▶ _Your assignment_
Write the data out again exactly, dropping any images it holds.

^^^^^^^^^^^^^^^^

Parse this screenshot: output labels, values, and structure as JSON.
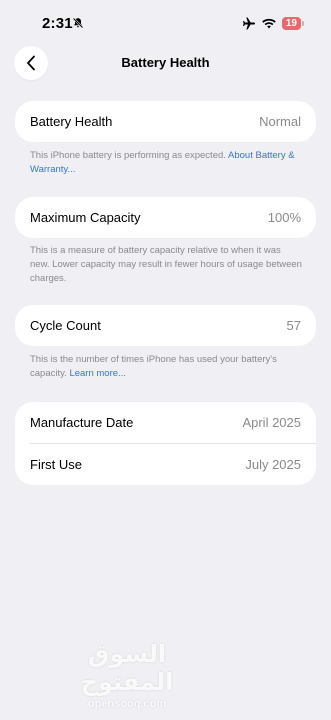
{
  "status_bar": {
    "time": "2:31",
    "battery_level": "19",
    "icons": [
      "bell-slash-icon",
      "airplane-icon",
      "wifi-icon",
      "battery-icon"
    ]
  },
  "nav": {
    "title": "Battery Health",
    "back_icon": "chevron-left-icon"
  },
  "health": {
    "label": "Battery Health",
    "value": "Normal",
    "footnote_text": "This iPhone battery is performing as expected. ",
    "footnote_link": "About Battery & Warranty..."
  },
  "capacity": {
    "label": "Maximum Capacity",
    "value": "100%",
    "footnote_text": "This is a measure of battery capacity relative to when it was new. Lower capacity may result in fewer hours of usage between charges."
  },
  "cycle": {
    "label": "Cycle Count",
    "value": "57",
    "footnote_text": "This is the number of times iPhone has used your battery's capacity. ",
    "footnote_link": "Learn more..."
  },
  "dates": {
    "manufacture_label": "Manufacture Date",
    "manufacture_value": "April 2025",
    "first_use_label": "First Use",
    "first_use_value": "July 2025"
  },
  "watermark": {
    "arabic": "السوق المفتوح",
    "latin": "opensooq.com"
  },
  "colors": {
    "background": "#efeff4",
    "card": "#ffffff",
    "link": "#3478c7",
    "secondary_text": "#8a8a8e",
    "battery_low": "#e8696c"
  }
}
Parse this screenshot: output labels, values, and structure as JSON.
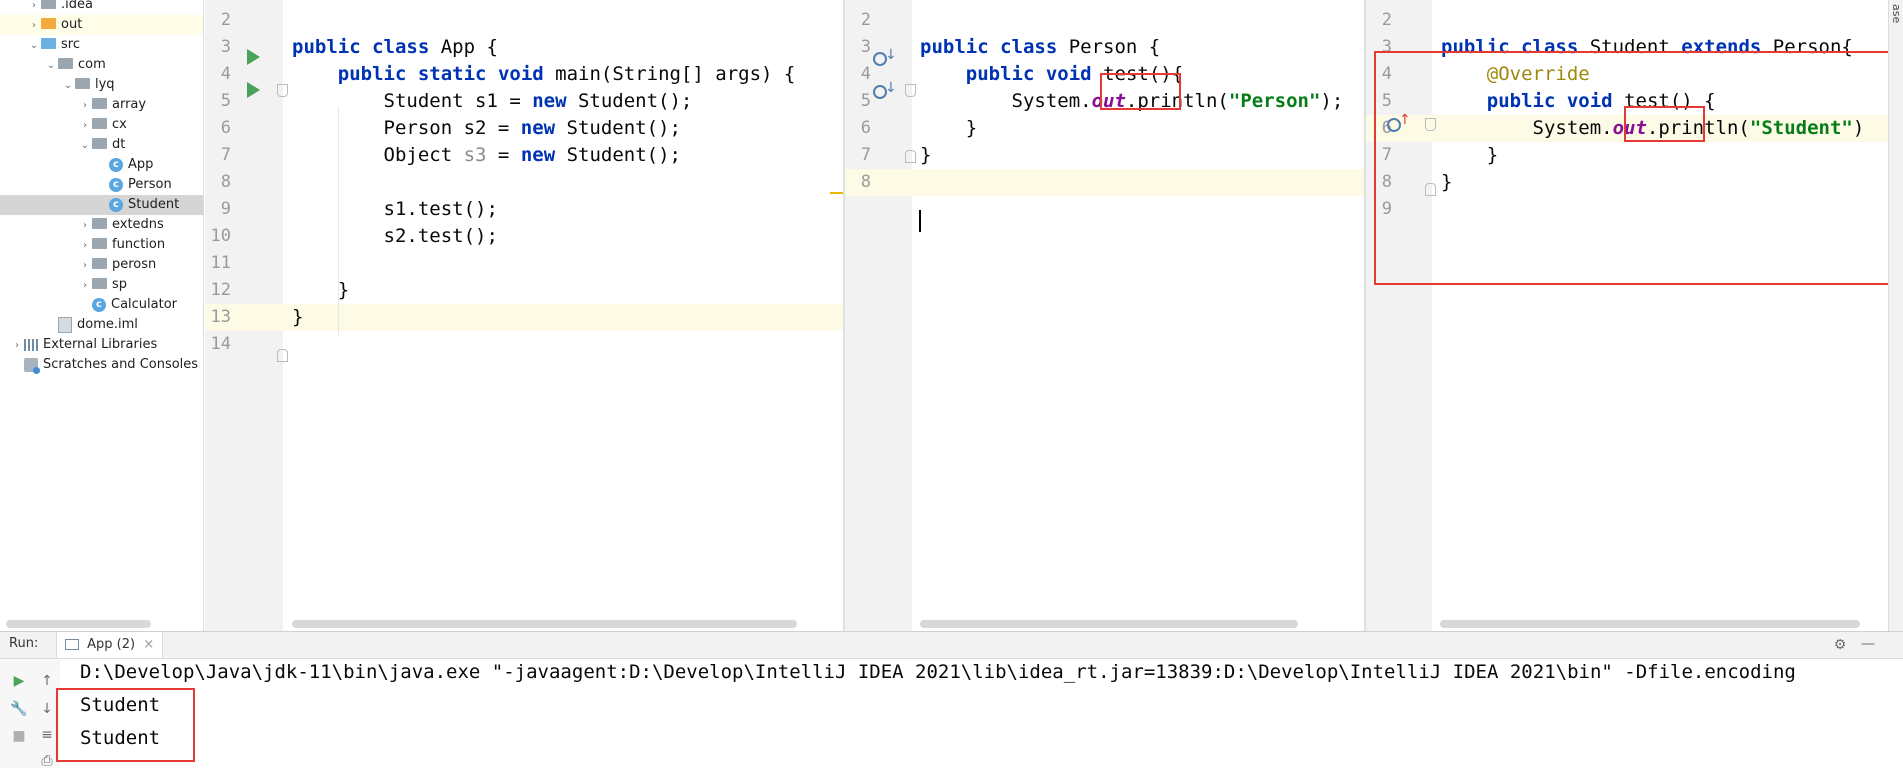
{
  "project_tree": {
    "items": [
      {
        "label": ".idea",
        "indent": 1,
        "arrow": "›",
        "icon": "folder-grey"
      },
      {
        "label": "out",
        "indent": 1,
        "arrow": "›",
        "icon": "folder-orange",
        "highlight": "yellow"
      },
      {
        "label": "src",
        "indent": 1,
        "arrow": "⌄",
        "icon": "folder-blue"
      },
      {
        "label": "com",
        "indent": 2,
        "arrow": "⌄",
        "icon": "package"
      },
      {
        "label": "lyq",
        "indent": 3,
        "arrow": "⌄",
        "icon": "package"
      },
      {
        "label": "array",
        "indent": 4,
        "arrow": "›",
        "icon": "package"
      },
      {
        "label": "cx",
        "indent": 4,
        "arrow": "›",
        "icon": "package"
      },
      {
        "label": "dt",
        "indent": 4,
        "arrow": "⌄",
        "icon": "package"
      },
      {
        "label": "App",
        "indent": 5,
        "arrow": "",
        "icon": "class"
      },
      {
        "label": "Person",
        "indent": 5,
        "arrow": "",
        "icon": "class"
      },
      {
        "label": "Student",
        "indent": 5,
        "arrow": "",
        "icon": "class",
        "highlight": "selected"
      },
      {
        "label": "extedns",
        "indent": 4,
        "arrow": "›",
        "icon": "package"
      },
      {
        "label": "function",
        "indent": 4,
        "arrow": "›",
        "icon": "package"
      },
      {
        "label": "perosn",
        "indent": 4,
        "arrow": "›",
        "icon": "package"
      },
      {
        "label": "sp",
        "indent": 4,
        "arrow": "›",
        "icon": "package"
      },
      {
        "label": "Calculator",
        "indent": 4,
        "arrow": "",
        "icon": "class"
      },
      {
        "label": "dome.iml",
        "indent": 2,
        "arrow": "",
        "icon": "iml"
      },
      {
        "label": "External Libraries",
        "indent": 0,
        "arrow": "›",
        "icon": "library"
      },
      {
        "label": "Scratches and Consoles",
        "indent": 0,
        "arrow": "",
        "icon": "scratch"
      }
    ]
  },
  "editor_app": {
    "lines": [
      {
        "num": "2",
        "code": ""
      },
      {
        "num": "3",
        "code": "public class App {"
      },
      {
        "num": "4",
        "code": "    public static void main(String[] args) {"
      },
      {
        "num": "5",
        "code": "        Student s1 = new Student();"
      },
      {
        "num": "6",
        "code": "        Person s2 = new Student();"
      },
      {
        "num": "7",
        "code": "        Object s3 = new Student();"
      },
      {
        "num": "8",
        "code": ""
      },
      {
        "num": "9",
        "code": "        s1.test();"
      },
      {
        "num": "10",
        "code": "        s2.test();"
      },
      {
        "num": "11",
        "code": ""
      },
      {
        "num": "12",
        "code": "    }"
      },
      {
        "num": "13",
        "code": "}"
      },
      {
        "num": "14",
        "code": ""
      }
    ]
  },
  "editor_person": {
    "lines": [
      {
        "num": "2",
        "code": ""
      },
      {
        "num": "3",
        "code": "public class Person {"
      },
      {
        "num": "4",
        "code": "    public void test(){"
      },
      {
        "num": "5",
        "code": "        System.out.println(\"Person\");"
      },
      {
        "num": "6",
        "code": "    }"
      },
      {
        "num": "7",
        "code": "}"
      },
      {
        "num": "8",
        "code": ""
      }
    ]
  },
  "editor_student": {
    "lines": [
      {
        "num": "2",
        "code": ""
      },
      {
        "num": "3",
        "code": "public class Student extends Person{"
      },
      {
        "num": "4",
        "code": "    @Override"
      },
      {
        "num": "5",
        "code": "    public void test() {"
      },
      {
        "num": "6",
        "code": "        System.out.println(\"Student\")"
      },
      {
        "num": "7",
        "code": "    }"
      },
      {
        "num": "8",
        "code": "}"
      },
      {
        "num": "9",
        "code": ""
      }
    ]
  },
  "right_strip_label": "ase",
  "run_panel": {
    "label": "Run:",
    "tab_label": "App (2)",
    "tab_close": "×",
    "command": "D:\\Develop\\Java\\jdk-11\\bin\\java.exe \"-javaagent:D:\\Develop\\IntelliJ IDEA 2021\\lib\\idea_rt.jar=13839:D:\\Develop\\IntelliJ IDEA 2021\\bin\" -Dfile.encoding",
    "output": [
      "Student",
      "Student"
    ]
  },
  "colors": {
    "keyword": "#0033b3",
    "string": "#067d17",
    "static_field": "#871094",
    "annotation": "#9e880d",
    "highlight_box": "#e53935",
    "current_line": "#fdfae6"
  }
}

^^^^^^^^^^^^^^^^

▶ _Task output_
Parse this screenshot: output labels, values, and structure as JSON.
{
  "status_bar": {
    "time": "2:31",
    "battery_level": "19",
    "icons": [
      "bell-slash-icon",
      "airplane-icon",
      "wifi-icon",
      "battery-icon"
    ]
  },
  "nav": {
    "title": "Battery Health",
    "back_icon": "chevron-left-icon"
  },
  "health": {
    "label": "Battery Health",
    "value": "Normal",
    "footnote_text": "This iPhone battery is performing as expected. ",
    "footnote_link": "About Battery & Warranty..."
  },
  "capacity": {
    "label": "Maximum Capacity",
    "value": "100%",
    "footnote_text": "This is a measure of battery capacity relative to when it was new. Lower capacity may result in fewer hours of usage between charges."
  },
  "cycle": {
    "label": "Cycle Count",
    "value": "57",
    "footnote_text": "This is the number of times iPhone has used your battery's capacity. ",
    "footnote_link": "Learn more..."
  },
  "dates": {
    "manufacture_label": "Manufacture Date",
    "manufacture_value": "April 2025",
    "first_use_label": "First Use",
    "first_use_value": "July 2025"
  },
  "watermark": {
    "arabic": "السوق المفتوح",
    "latin": "opensooq.com"
  },
  "colors": {
    "background": "#efeff4",
    "card": "#ffffff",
    "link": "#3478c7",
    "secondary_text": "#8a8a8e",
    "battery_low": "#e8696c"
  }
}
Parse this screenshot: output labels, values, and structure as JSON.
{
  "project_tree": {
    "items": [
      {
        "label": ".idea",
        "indent": 1,
        "arrow": "›",
        "icon": "folder-grey"
      },
      {
        "label": "out",
        "indent": 1,
        "arrow": "›",
        "icon": "folder-orange",
        "highlight": "yellow"
      },
      {
        "label": "src",
        "indent": 1,
        "arrow": "⌄",
        "icon": "folder-blue"
      },
      {
        "label": "com",
        "indent": 2,
        "arrow": "⌄",
        "icon": "package"
      },
      {
        "label": "lyq",
        "indent": 3,
        "arrow": "⌄",
        "icon": "package"
      },
      {
        "label": "array",
        "indent": 4,
        "arrow": "›",
        "icon": "package"
      },
      {
        "label": "cx",
        "indent": 4,
        "arrow": "›",
        "icon": "package"
      },
      {
        "label": "dt",
        "indent": 4,
        "arrow": "⌄",
        "icon": "package"
      },
      {
        "label": "App",
        "indent": 5,
        "arrow": "",
        "icon": "class"
      },
      {
        "label": "Person",
        "indent": 5,
        "arrow": "",
        "icon": "class"
      },
      {
        "label": "Student",
        "indent": 5,
        "arrow": "",
        "icon": "class",
        "highlight": "selected"
      },
      {
        "label": "extedns",
        "indent": 4,
        "arrow": "›",
        "icon": "package"
      },
      {
        "label": "function",
        "indent": 4,
        "arrow": "›",
        "icon": "package"
      },
      {
        "label": "perosn",
        "indent": 4,
        "arrow": "›",
        "icon": "package"
      },
      {
        "label": "sp",
        "indent": 4,
        "arrow": "›",
        "icon": "package"
      },
      {
        "label": "Calculator",
        "indent": 4,
        "arrow": "",
        "icon": "class"
      },
      {
        "label": "dome.iml",
        "indent": 2,
        "arrow": "",
        "icon": "iml"
      },
      {
        "label": "External Libraries",
        "indent": 0,
        "arrow": "›",
        "icon": "library"
      },
      {
        "label": "Scratches and Consoles",
        "indent": 0,
        "arrow": "",
        "icon": "scratch"
      }
    ]
  },
  "editor_app": {
    "lines": [
      {
        "num": "2",
        "code": ""
      },
      {
        "num": "3",
        "code": "public class App {"
      },
      {
        "num": "4",
        "code": "    public static void main(String[] args) {"
      },
      {
        "num": "5",
        "code": "        Student s1 = new Student();"
      },
      {
        "num": "6",
        "code": "        Person s2 = new Student();"
      },
      {
        "num": "7",
        "code": "        Object s3 = new Student();"
      },
      {
        "num": "8",
        "code": ""
      },
      {
        "num": "9",
        "code": "        s1.test();"
      },
      {
        "num": "10",
        "code": "        s2.test();"
      },
      {
        "num": "11",
        "code": ""
      },
      {
        "num": "12",
        "code": "    }"
      },
      {
        "num": "13",
        "code": "}"
      },
      {
        "num": "14",
        "code": ""
      }
    ]
  },
  "editor_person": {
    "lines": [
      {
        "num": "2",
        "code": ""
      },
      {
        "num": "3",
        "code": "public class Person {"
      },
      {
        "num": "4",
        "code": "    public void test(){"
      },
      {
        "num": "5",
        "code": "        System.out.println(\"Person\");"
      },
      {
        "num": "6",
        "code": "    }"
      },
      {
        "num": "7",
        "code": "}"
      },
      {
        "num": "8",
        "code": ""
      }
    ]
  },
  "editor_student": {
    "lines": [
      {
        "num": "2",
        "code": ""
      },
      {
        "num": "3",
        "code": "public class Student extends Person{"
      },
      {
        "num": "4",
        "code": "    @Override"
      },
      {
        "num": "5",
        "code": "    public void test() {"
      },
      {
        "num": "6",
        "code": "        System.out.println(\"Student\")"
      },
      {
        "num": "7",
        "code": "    }"
      },
      {
        "num": "8",
        "code": "}"
      },
      {
        "num": "9",
        "code": ""
      }
    ]
  },
  "right_strip_label": "ase",
  "run_panel": {
    "label": "Run:",
    "tab_label": "App (2)",
    "tab_close": "×",
    "command": "D:\\Develop\\Java\\jdk-11\\bin\\java.exe \"-javaagent:D:\\Develop\\IntelliJ IDEA 2021\\lib\\idea_rt.jar=13839:D:\\Develop\\IntelliJ IDEA 2021\\bin\" -Dfile.encoding",
    "output": [
      "Student",
      "Student"
    ]
  },
  "colors": {
    "keyword": "#0033b3",
    "string": "#067d17",
    "static_field": "#871094",
    "annotation": "#9e880d",
    "highlight_box": "#e53935",
    "current_line": "#fdfae6"
  }
}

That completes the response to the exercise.